WORK REQUEST = Every line of the material below that holds the string "title" should be copied.

DATA FOR THIS EXERCISE =
Start of Block

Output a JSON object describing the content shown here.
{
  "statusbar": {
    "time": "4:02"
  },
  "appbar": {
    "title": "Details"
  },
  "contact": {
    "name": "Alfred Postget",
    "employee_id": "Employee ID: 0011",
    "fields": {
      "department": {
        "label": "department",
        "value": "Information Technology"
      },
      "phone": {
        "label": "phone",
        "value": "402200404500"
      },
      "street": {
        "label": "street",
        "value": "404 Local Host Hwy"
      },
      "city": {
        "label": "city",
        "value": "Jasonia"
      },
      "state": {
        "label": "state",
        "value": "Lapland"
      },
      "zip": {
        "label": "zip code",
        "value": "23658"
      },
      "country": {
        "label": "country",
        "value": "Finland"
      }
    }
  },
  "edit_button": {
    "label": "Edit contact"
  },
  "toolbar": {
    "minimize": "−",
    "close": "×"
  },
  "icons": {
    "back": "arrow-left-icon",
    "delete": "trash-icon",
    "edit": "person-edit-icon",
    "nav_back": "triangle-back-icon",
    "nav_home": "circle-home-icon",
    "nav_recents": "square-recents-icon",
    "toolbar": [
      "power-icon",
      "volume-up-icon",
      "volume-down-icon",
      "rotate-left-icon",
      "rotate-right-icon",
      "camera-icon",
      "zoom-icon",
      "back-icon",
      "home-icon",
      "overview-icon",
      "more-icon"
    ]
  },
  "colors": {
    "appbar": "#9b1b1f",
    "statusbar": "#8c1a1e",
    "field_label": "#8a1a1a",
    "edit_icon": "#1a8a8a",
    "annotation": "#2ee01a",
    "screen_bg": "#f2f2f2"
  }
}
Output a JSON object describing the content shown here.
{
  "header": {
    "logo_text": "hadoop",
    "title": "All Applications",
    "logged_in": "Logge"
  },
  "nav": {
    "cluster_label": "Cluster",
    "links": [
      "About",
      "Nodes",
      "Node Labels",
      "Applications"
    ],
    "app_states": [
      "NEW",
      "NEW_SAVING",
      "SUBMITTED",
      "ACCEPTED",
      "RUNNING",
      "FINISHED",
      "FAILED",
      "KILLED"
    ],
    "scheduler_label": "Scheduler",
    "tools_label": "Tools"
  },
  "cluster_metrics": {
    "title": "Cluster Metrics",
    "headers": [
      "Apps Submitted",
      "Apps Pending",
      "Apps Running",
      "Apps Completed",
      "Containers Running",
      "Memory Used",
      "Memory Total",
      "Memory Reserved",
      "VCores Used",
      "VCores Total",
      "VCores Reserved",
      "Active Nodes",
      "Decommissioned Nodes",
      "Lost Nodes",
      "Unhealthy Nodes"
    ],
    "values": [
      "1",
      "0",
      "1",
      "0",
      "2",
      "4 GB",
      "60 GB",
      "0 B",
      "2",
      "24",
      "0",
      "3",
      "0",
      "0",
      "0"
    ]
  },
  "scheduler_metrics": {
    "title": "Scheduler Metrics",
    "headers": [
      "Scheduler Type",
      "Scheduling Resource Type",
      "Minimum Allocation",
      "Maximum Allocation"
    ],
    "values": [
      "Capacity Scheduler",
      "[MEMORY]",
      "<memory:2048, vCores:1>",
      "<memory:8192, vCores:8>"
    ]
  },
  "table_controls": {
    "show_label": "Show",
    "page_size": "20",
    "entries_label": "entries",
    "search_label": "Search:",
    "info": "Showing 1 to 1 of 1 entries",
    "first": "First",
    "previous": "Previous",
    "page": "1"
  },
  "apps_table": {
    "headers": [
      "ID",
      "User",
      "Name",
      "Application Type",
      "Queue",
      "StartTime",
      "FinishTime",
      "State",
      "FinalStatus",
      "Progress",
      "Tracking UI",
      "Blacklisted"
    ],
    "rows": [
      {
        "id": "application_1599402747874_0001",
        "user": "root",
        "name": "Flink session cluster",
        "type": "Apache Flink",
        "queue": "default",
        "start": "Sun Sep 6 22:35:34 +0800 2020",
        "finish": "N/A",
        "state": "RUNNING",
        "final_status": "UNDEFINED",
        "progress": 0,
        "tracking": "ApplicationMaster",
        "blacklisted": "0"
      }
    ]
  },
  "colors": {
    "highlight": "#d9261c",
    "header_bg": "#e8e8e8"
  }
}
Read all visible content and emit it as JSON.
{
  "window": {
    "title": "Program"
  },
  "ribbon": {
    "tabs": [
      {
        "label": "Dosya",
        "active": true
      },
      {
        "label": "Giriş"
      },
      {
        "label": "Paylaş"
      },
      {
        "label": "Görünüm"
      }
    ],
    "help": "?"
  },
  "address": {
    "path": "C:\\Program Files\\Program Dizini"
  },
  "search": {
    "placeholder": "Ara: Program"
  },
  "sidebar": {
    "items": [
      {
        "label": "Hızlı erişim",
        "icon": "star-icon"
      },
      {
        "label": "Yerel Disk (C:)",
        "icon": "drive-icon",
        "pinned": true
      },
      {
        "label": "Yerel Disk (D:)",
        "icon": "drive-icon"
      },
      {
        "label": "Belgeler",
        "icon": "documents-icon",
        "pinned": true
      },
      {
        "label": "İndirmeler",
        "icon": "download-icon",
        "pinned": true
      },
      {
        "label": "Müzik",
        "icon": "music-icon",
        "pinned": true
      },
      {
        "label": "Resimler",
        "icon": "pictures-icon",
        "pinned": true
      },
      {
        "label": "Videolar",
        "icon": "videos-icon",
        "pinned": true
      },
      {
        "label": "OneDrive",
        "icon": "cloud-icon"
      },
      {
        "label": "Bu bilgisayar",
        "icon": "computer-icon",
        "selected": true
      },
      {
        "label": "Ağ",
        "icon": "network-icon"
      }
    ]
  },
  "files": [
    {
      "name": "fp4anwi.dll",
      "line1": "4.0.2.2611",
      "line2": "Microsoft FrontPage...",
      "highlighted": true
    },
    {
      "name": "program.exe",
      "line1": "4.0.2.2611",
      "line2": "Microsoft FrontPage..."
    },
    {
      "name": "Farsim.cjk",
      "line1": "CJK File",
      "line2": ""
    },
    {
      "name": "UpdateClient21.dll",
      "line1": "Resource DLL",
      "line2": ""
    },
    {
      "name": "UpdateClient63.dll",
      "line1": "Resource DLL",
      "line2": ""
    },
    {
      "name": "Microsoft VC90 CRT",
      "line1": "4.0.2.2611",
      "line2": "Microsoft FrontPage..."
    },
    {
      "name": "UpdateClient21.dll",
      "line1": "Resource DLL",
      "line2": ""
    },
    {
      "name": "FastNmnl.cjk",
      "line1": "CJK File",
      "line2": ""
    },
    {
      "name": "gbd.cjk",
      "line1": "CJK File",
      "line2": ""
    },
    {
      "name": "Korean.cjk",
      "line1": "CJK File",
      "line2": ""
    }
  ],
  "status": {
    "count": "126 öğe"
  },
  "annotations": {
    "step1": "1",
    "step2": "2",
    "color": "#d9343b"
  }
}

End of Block

OUTPUT FOR THIS TASK =
    "title": "Details"
    "title": "All Applications",
    "title": "Cluster Metrics",
    "title": "Scheduler Metrics",
    "title": "Program"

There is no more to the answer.